EXERCISE:
Return every line from the records below that has the word "group".

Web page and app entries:

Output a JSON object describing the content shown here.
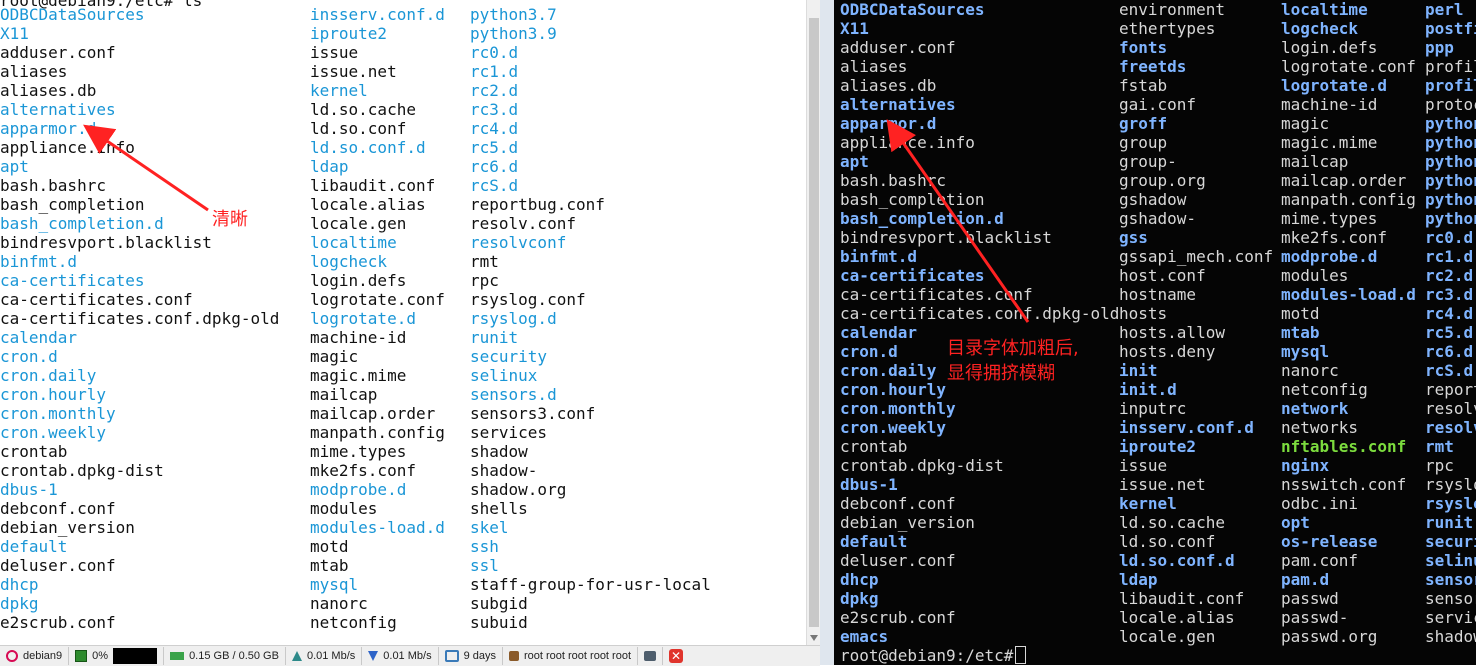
{
  "left_terminal": {
    "prompt_cut": "root@debian9:/etc# ls",
    "columns": [
      [
        {
          "name": "ODBCDataSources",
          "kind": "dir"
        },
        {
          "name": "X11",
          "kind": "dir"
        },
        {
          "name": "adduser.conf",
          "kind": "file"
        },
        {
          "name": "aliases",
          "kind": "file"
        },
        {
          "name": "aliases.db",
          "kind": "file"
        },
        {
          "name": "alternatives",
          "kind": "dir"
        },
        {
          "name": "apparmor.d",
          "kind": "dir"
        },
        {
          "name": "appliance.info",
          "kind": "file"
        },
        {
          "name": "apt",
          "kind": "dir"
        },
        {
          "name": "bash.bashrc",
          "kind": "file"
        },
        {
          "name": "bash_completion",
          "kind": "file"
        },
        {
          "name": "bash_completion.d",
          "kind": "dir"
        },
        {
          "name": "bindresvport.blacklist",
          "kind": "file"
        },
        {
          "name": "binfmt.d",
          "kind": "dir"
        },
        {
          "name": "ca-certificates",
          "kind": "dir"
        },
        {
          "name": "ca-certificates.conf",
          "kind": "file"
        },
        {
          "name": "ca-certificates.conf.dpkg-old",
          "kind": "file"
        },
        {
          "name": "calendar",
          "kind": "dir"
        },
        {
          "name": "cron.d",
          "kind": "dir"
        },
        {
          "name": "cron.daily",
          "kind": "dir"
        },
        {
          "name": "cron.hourly",
          "kind": "dir"
        },
        {
          "name": "cron.monthly",
          "kind": "dir"
        },
        {
          "name": "cron.weekly",
          "kind": "dir"
        },
        {
          "name": "crontab",
          "kind": "file"
        },
        {
          "name": "crontab.dpkg-dist",
          "kind": "file"
        },
        {
          "name": "dbus-1",
          "kind": "dir"
        },
        {
          "name": "debconf.conf",
          "kind": "file"
        },
        {
          "name": "debian_version",
          "kind": "file"
        },
        {
          "name": "default",
          "kind": "dir"
        },
        {
          "name": "deluser.conf",
          "kind": "file"
        },
        {
          "name": "dhcp",
          "kind": "dir"
        },
        {
          "name": "dpkg",
          "kind": "dir"
        },
        {
          "name": "e2scrub.conf",
          "kind": "file"
        }
      ],
      [
        {
          "name": "insserv.conf.d",
          "kind": "dir"
        },
        {
          "name": "iproute2",
          "kind": "dir"
        },
        {
          "name": "issue",
          "kind": "file"
        },
        {
          "name": "issue.net",
          "kind": "file"
        },
        {
          "name": "kernel",
          "kind": "dir"
        },
        {
          "name": "ld.so.cache",
          "kind": "file"
        },
        {
          "name": "ld.so.conf",
          "kind": "file"
        },
        {
          "name": "ld.so.conf.d",
          "kind": "dir"
        },
        {
          "name": "ldap",
          "kind": "dir"
        },
        {
          "name": "libaudit.conf",
          "kind": "file"
        },
        {
          "name": "locale.alias",
          "kind": "file"
        },
        {
          "name": "locale.gen",
          "kind": "file"
        },
        {
          "name": "localtime",
          "kind": "dir"
        },
        {
          "name": "logcheck",
          "kind": "dir"
        },
        {
          "name": "login.defs",
          "kind": "file"
        },
        {
          "name": "logrotate.conf",
          "kind": "file"
        },
        {
          "name": "logrotate.d",
          "kind": "dir"
        },
        {
          "name": "machine-id",
          "kind": "file"
        },
        {
          "name": "magic",
          "kind": "file"
        },
        {
          "name": "magic.mime",
          "kind": "file"
        },
        {
          "name": "mailcap",
          "kind": "file"
        },
        {
          "name": "mailcap.order",
          "kind": "file"
        },
        {
          "name": "manpath.config",
          "kind": "file"
        },
        {
          "name": "mime.types",
          "kind": "file"
        },
        {
          "name": "mke2fs.conf",
          "kind": "file"
        },
        {
          "name": "modprobe.d",
          "kind": "dir"
        },
        {
          "name": "modules",
          "kind": "file"
        },
        {
          "name": "modules-load.d",
          "kind": "dir"
        },
        {
          "name": "motd",
          "kind": "file"
        },
        {
          "name": "mtab",
          "kind": "file"
        },
        {
          "name": "mysql",
          "kind": "dir"
        },
        {
          "name": "nanorc",
          "kind": "file"
        },
        {
          "name": "netconfig",
          "kind": "file"
        }
      ],
      [
        {
          "name": "python3.7",
          "kind": "dir"
        },
        {
          "name": "python3.9",
          "kind": "dir"
        },
        {
          "name": "rc0.d",
          "kind": "dir"
        },
        {
          "name": "rc1.d",
          "kind": "dir"
        },
        {
          "name": "rc2.d",
          "kind": "dir"
        },
        {
          "name": "rc3.d",
          "kind": "dir"
        },
        {
          "name": "rc4.d",
          "kind": "dir"
        },
        {
          "name": "rc5.d",
          "kind": "dir"
        },
        {
          "name": "rc6.d",
          "kind": "dir"
        },
        {
          "name": "rcS.d",
          "kind": "dir"
        },
        {
          "name": "reportbug.conf",
          "kind": "file"
        },
        {
          "name": "resolv.conf",
          "kind": "file"
        },
        {
          "name": "resolvconf",
          "kind": "dir"
        },
        {
          "name": "rmt",
          "kind": "file"
        },
        {
          "name": "rpc",
          "kind": "file"
        },
        {
          "name": "rsyslog.conf",
          "kind": "file"
        },
        {
          "name": "rsyslog.d",
          "kind": "dir"
        },
        {
          "name": "runit",
          "kind": "dir"
        },
        {
          "name": "security",
          "kind": "dir"
        },
        {
          "name": "selinux",
          "kind": "dir"
        },
        {
          "name": "sensors.d",
          "kind": "dir"
        },
        {
          "name": "sensors3.conf",
          "kind": "file"
        },
        {
          "name": "services",
          "kind": "file"
        },
        {
          "name": "shadow",
          "kind": "file"
        },
        {
          "name": "shadow-",
          "kind": "file"
        },
        {
          "name": "shadow.org",
          "kind": "file"
        },
        {
          "name": "shells",
          "kind": "file"
        },
        {
          "name": "skel",
          "kind": "dir"
        },
        {
          "name": "ssh",
          "kind": "dir"
        },
        {
          "name": "ssl",
          "kind": "dir"
        },
        {
          "name": "staff-group-for-usr-local",
          "kind": "file"
        },
        {
          "name": "subgid",
          "kind": "file"
        },
        {
          "name": "subuid",
          "kind": "file"
        }
      ]
    ]
  },
  "right_terminal": {
    "columns": [
      [
        {
          "name": "ODBCDataSources",
          "kind": "dir"
        },
        {
          "name": "X11",
          "kind": "dir"
        },
        {
          "name": "adduser.conf",
          "kind": "file"
        },
        {
          "name": "aliases",
          "kind": "file"
        },
        {
          "name": "aliases.db",
          "kind": "file"
        },
        {
          "name": "alternatives",
          "kind": "dir"
        },
        {
          "name": "apparmor.d",
          "kind": "dir"
        },
        {
          "name": "appliance.info",
          "kind": "file"
        },
        {
          "name": "apt",
          "kind": "dir"
        },
        {
          "name": "bash.bashrc",
          "kind": "file"
        },
        {
          "name": "bash_completion",
          "kind": "file"
        },
        {
          "name": "bash_completion.d",
          "kind": "dir"
        },
        {
          "name": "bindresvport.blacklist",
          "kind": "file"
        },
        {
          "name": "binfmt.d",
          "kind": "dir"
        },
        {
          "name": "ca-certificates",
          "kind": "dir"
        },
        {
          "name": "ca-certificates.conf",
          "kind": "file"
        },
        {
          "name": "ca-certificates.conf.dpkg-old",
          "kind": "file"
        },
        {
          "name": "calendar",
          "kind": "dir"
        },
        {
          "name": "cron.d",
          "kind": "dir"
        },
        {
          "name": "cron.daily",
          "kind": "dir"
        },
        {
          "name": "cron.hourly",
          "kind": "dir"
        },
        {
          "name": "cron.monthly",
          "kind": "dir"
        },
        {
          "name": "cron.weekly",
          "kind": "dir"
        },
        {
          "name": "crontab",
          "kind": "file"
        },
        {
          "name": "crontab.dpkg-dist",
          "kind": "file"
        },
        {
          "name": "dbus-1",
          "kind": "dir"
        },
        {
          "name": "debconf.conf",
          "kind": "file"
        },
        {
          "name": "debian_version",
          "kind": "file"
        },
        {
          "name": "default",
          "kind": "dir"
        },
        {
          "name": "deluser.conf",
          "kind": "file"
        },
        {
          "name": "dhcp",
          "kind": "dir"
        },
        {
          "name": "dpkg",
          "kind": "dir"
        },
        {
          "name": "e2scrub.conf",
          "kind": "file"
        },
        {
          "name": "emacs",
          "kind": "dir"
        }
      ],
      [
        {
          "name": "environment",
          "kind": "file"
        },
        {
          "name": "ethertypes",
          "kind": "file"
        },
        {
          "name": "fonts",
          "kind": "dir"
        },
        {
          "name": "freetds",
          "kind": "dir"
        },
        {
          "name": "fstab",
          "kind": "file"
        },
        {
          "name": "gai.conf",
          "kind": "file"
        },
        {
          "name": "groff",
          "kind": "dir"
        },
        {
          "name": "group",
          "kind": "file"
        },
        {
          "name": "group-",
          "kind": "file"
        },
        {
          "name": "group.org",
          "kind": "file"
        },
        {
          "name": "gshadow",
          "kind": "file"
        },
        {
          "name": "gshadow-",
          "kind": "file"
        },
        {
          "name": "gss",
          "kind": "dir"
        },
        {
          "name": "gssapi_mech.conf",
          "kind": "file"
        },
        {
          "name": "host.conf",
          "kind": "file"
        },
        {
          "name": "hostname",
          "kind": "file"
        },
        {
          "name": "hosts",
          "kind": "file"
        },
        {
          "name": "hosts.allow",
          "kind": "file"
        },
        {
          "name": "hosts.deny",
          "kind": "file"
        },
        {
          "name": "init",
          "kind": "dir"
        },
        {
          "name": "init.d",
          "kind": "dir"
        },
        {
          "name": "inputrc",
          "kind": "file"
        },
        {
          "name": "insserv.conf.d",
          "kind": "dir"
        },
        {
          "name": "iproute2",
          "kind": "dir"
        },
        {
          "name": "issue",
          "kind": "file"
        },
        {
          "name": "issue.net",
          "kind": "file"
        },
        {
          "name": "kernel",
          "kind": "dir"
        },
        {
          "name": "ld.so.cache",
          "kind": "file"
        },
        {
          "name": "ld.so.conf",
          "kind": "file"
        },
        {
          "name": "ld.so.conf.d",
          "kind": "dir"
        },
        {
          "name": "ldap",
          "kind": "dir"
        },
        {
          "name": "libaudit.conf",
          "kind": "file"
        },
        {
          "name": "locale.alias",
          "kind": "file"
        },
        {
          "name": "locale.gen",
          "kind": "file"
        }
      ],
      [
        {
          "name": "localtime",
          "kind": "dir"
        },
        {
          "name": "logcheck",
          "kind": "dir"
        },
        {
          "name": "login.defs",
          "kind": "file"
        },
        {
          "name": "logrotate.conf",
          "kind": "file"
        },
        {
          "name": "logrotate.d",
          "kind": "dir"
        },
        {
          "name": "machine-id",
          "kind": "file"
        },
        {
          "name": "magic",
          "kind": "file"
        },
        {
          "name": "magic.mime",
          "kind": "file"
        },
        {
          "name": "mailcap",
          "kind": "file"
        },
        {
          "name": "mailcap.order",
          "kind": "file"
        },
        {
          "name": "manpath.config",
          "kind": "file"
        },
        {
          "name": "mime.types",
          "kind": "file"
        },
        {
          "name": "mke2fs.conf",
          "kind": "file"
        },
        {
          "name": "modprobe.d",
          "kind": "dir"
        },
        {
          "name": "modules",
          "kind": "file"
        },
        {
          "name": "modules-load.d",
          "kind": "dir"
        },
        {
          "name": "motd",
          "kind": "file"
        },
        {
          "name": "mtab",
          "kind": "dir"
        },
        {
          "name": "mysql",
          "kind": "dir"
        },
        {
          "name": "nanorc",
          "kind": "file"
        },
        {
          "name": "netconfig",
          "kind": "file"
        },
        {
          "name": "network",
          "kind": "dir"
        },
        {
          "name": "networks",
          "kind": "file"
        },
        {
          "name": "nftables.conf",
          "kind": "exec"
        },
        {
          "name": "nginx",
          "kind": "dir"
        },
        {
          "name": "nsswitch.conf",
          "kind": "file"
        },
        {
          "name": "odbc.ini",
          "kind": "file"
        },
        {
          "name": "opt",
          "kind": "dir"
        },
        {
          "name": "os-release",
          "kind": "dir"
        },
        {
          "name": "pam.conf",
          "kind": "file"
        },
        {
          "name": "pam.d",
          "kind": "dir"
        },
        {
          "name": "passwd",
          "kind": "file"
        },
        {
          "name": "passwd-",
          "kind": "file"
        },
        {
          "name": "passwd.org",
          "kind": "file"
        }
      ],
      [
        {
          "name": "perl",
          "kind": "dir"
        },
        {
          "name": "postfi",
          "kind": "dir"
        },
        {
          "name": "ppp",
          "kind": "dir"
        },
        {
          "name": "profil",
          "kind": "file"
        },
        {
          "name": "profil",
          "kind": "dir"
        },
        {
          "name": "protoc",
          "kind": "file"
        },
        {
          "name": "python",
          "kind": "dir"
        },
        {
          "name": "python",
          "kind": "dir"
        },
        {
          "name": "python",
          "kind": "dir"
        },
        {
          "name": "python",
          "kind": "dir"
        },
        {
          "name": "python",
          "kind": "dir"
        },
        {
          "name": "python",
          "kind": "dir"
        },
        {
          "name": "rc0.d",
          "kind": "dir"
        },
        {
          "name": "rc1.d",
          "kind": "dir"
        },
        {
          "name": "rc2.d",
          "kind": "dir"
        },
        {
          "name": "rc3.d",
          "kind": "dir"
        },
        {
          "name": "rc4.d",
          "kind": "dir"
        },
        {
          "name": "rc5.d",
          "kind": "dir"
        },
        {
          "name": "rc6.d",
          "kind": "dir"
        },
        {
          "name": "rcS.d",
          "kind": "dir"
        },
        {
          "name": "report",
          "kind": "file"
        },
        {
          "name": "resolv",
          "kind": "file"
        },
        {
          "name": "resolv",
          "kind": "dir"
        },
        {
          "name": "rmt",
          "kind": "dir"
        },
        {
          "name": "rpc",
          "kind": "file"
        },
        {
          "name": "rsyslo",
          "kind": "file"
        },
        {
          "name": "rsyslo",
          "kind": "dir"
        },
        {
          "name": "runit",
          "kind": "dir"
        },
        {
          "name": "securi",
          "kind": "dir"
        },
        {
          "name": "selinu",
          "kind": "dir"
        },
        {
          "name": "sensor",
          "kind": "dir"
        },
        {
          "name": "sensor",
          "kind": "file"
        },
        {
          "name": "servic",
          "kind": "file"
        },
        {
          "name": "shadow",
          "kind": "file"
        }
      ]
    ],
    "prompt": "root@debian9:/etc#"
  },
  "statusbar": {
    "host": "debian9",
    "cpu": "0%",
    "memory": "0.15 GB / 0.50 GB",
    "upload": "0.01 Mb/s",
    "download": "0.01 Mb/s",
    "uptime": "9 days",
    "users": "root  root  root  root  root"
  },
  "annotations": {
    "left_label": "清晰",
    "right_label_line1": "目录字体加粗后,",
    "right_label_line2": "显得拥挤模糊"
  },
  "colors": {
    "left_dir": "#1a96d6",
    "right_dir": "#7fb4ff",
    "right_exec": "#7cdc3e",
    "annotation": "#ff2222"
  }
}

WRITTEN ANSWER:
          "name": "staff-group-for-usr-local",
          "name": "group",
          "name": "group-",
          "name": "group.org",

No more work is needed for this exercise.